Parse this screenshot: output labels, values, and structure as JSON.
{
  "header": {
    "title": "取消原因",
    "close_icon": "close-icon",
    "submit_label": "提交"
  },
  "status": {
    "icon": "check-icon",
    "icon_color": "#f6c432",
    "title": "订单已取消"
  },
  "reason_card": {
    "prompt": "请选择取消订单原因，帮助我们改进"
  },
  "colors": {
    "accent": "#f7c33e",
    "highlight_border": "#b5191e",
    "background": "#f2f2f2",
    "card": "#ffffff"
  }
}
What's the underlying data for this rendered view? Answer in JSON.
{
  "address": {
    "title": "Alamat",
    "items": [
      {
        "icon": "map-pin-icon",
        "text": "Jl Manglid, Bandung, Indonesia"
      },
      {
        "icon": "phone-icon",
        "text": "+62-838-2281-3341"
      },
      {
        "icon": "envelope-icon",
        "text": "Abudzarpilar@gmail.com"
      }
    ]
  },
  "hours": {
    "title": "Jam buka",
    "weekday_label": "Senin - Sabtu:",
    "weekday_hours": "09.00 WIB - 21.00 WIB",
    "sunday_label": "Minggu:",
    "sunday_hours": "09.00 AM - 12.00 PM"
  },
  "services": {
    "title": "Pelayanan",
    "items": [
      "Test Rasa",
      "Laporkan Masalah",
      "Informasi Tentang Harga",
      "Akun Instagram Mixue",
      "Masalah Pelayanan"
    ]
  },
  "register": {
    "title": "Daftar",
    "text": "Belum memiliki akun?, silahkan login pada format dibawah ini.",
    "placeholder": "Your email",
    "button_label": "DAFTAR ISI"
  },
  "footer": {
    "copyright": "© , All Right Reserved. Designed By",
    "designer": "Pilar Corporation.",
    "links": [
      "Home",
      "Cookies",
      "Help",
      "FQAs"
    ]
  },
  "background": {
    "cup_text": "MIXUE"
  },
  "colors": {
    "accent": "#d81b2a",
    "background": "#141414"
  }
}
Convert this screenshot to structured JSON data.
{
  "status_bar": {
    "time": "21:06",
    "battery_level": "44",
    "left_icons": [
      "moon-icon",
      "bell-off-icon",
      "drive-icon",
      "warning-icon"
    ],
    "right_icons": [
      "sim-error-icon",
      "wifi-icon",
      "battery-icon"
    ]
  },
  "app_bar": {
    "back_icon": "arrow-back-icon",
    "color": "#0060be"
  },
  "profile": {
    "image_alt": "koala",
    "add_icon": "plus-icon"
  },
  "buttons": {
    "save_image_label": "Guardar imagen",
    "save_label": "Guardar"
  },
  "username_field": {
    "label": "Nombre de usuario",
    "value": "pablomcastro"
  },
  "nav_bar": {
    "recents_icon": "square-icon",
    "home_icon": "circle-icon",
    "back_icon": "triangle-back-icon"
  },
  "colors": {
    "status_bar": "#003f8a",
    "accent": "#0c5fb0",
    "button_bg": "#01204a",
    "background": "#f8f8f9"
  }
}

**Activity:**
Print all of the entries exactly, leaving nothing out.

**Exercise answer:**
Parse this screenshot: output labels, values, and structure as JSON.
{
  "header": {
    "title": "取消原因",
    "close_icon": "close-icon",
    "submit_label": "提交"
  },
  "status": {
    "icon": "check-icon",
    "icon_color": "#f6c432",
    "title": "订单已取消"
  },
  "reason_card": {
    "prompt": "请选择取消订单原因，帮助我们改进"
  },
  "colors": {
    "accent": "#f7c33e",
    "highlight_border": "#b5191e",
    "background": "#f2f2f2",
    "card": "#ffffff"
  }
}
What's the underlying data for this rendered view? Answer in JSON.
{
  "address": {
    "title": "Alamat",
    "items": [
      {
        "icon": "map-pin-icon",
        "text": "Jl Manglid, Bandung, Indonesia"
      },
      {
        "icon": "phone-icon",
        "text": "+62-838-2281-3341"
      },
      {
        "icon": "envelope-icon",
        "text": "Abudzarpilar@gmail.com"
      }
    ]
  },
  "hours": {
    "title": "Jam buka",
    "weekday_label": "Senin - Sabtu:",
    "weekday_hours": "09.00 WIB - 21.00 WIB",
    "sunday_label": "Minggu:",
    "sunday_hours": "09.00 AM - 12.00 PM"
  },
  "services": {
    "title": "Pelayanan",
    "items": [
      "Test Rasa",
      "Laporkan Masalah",
      "Informasi Tentang Harga",
      "Akun Instagram Mixue",
      "Masalah Pelayanan"
    ]
  },
  "register": {
    "title": "Daftar",
    "text": "Belum memiliki akun?, silahkan login pada format dibawah ini.",
    "placeholder": "Your email",
    "button_label": "DAFTAR ISI"
  },
  "footer": {
    "copyright": "© , All Right Reserved. Designed By",
    "designer": "Pilar Corporation.",
    "links": [
      "Home",
      "Cookies",
      "Help",
      "FQAs"
    ]
  },
  "background": {
    "cup_text": "MIXUE"
  },
  "colors": {
    "accent": "#d81b2a",
    "background": "#141414"
  }
}
Convert this screenshot to structured JSON data.
{
  "status_bar": {
    "time": "21:06",
    "battery_level": "44",
    "left_icons": [
      "moon-icon",
      "bell-off-icon",
      "drive-icon",
      "warning-icon"
    ],
    "right_icons": [
      "sim-error-icon",
      "wifi-icon",
      "battery-icon"
    ]
  },
  "app_bar": {
    "back_icon": "arrow-back-icon",
    "color": "#0060be"
  },
  "profile": {
    "image_alt": "koala",
    "add_icon": "plus-icon"
  },
  "buttons": {
    "save_image_label": "Guardar imagen",
    "save_label": "Guardar"
  },
  "username_field": {
    "label": "Nombre de usuario",
    "value": "pablomcastro"
  },
  "nav_bar": {
    "recents_icon": "square-icon",
    "home_icon": "circle-icon",
    "back_icon": "triangle-back-icon"
  },
  "colors": {
    "status_bar": "#003f8a",
    "accent": "#0c5fb0",
    "button_bg": "#01204a",
    "background": "#f8f8f9"
  }
}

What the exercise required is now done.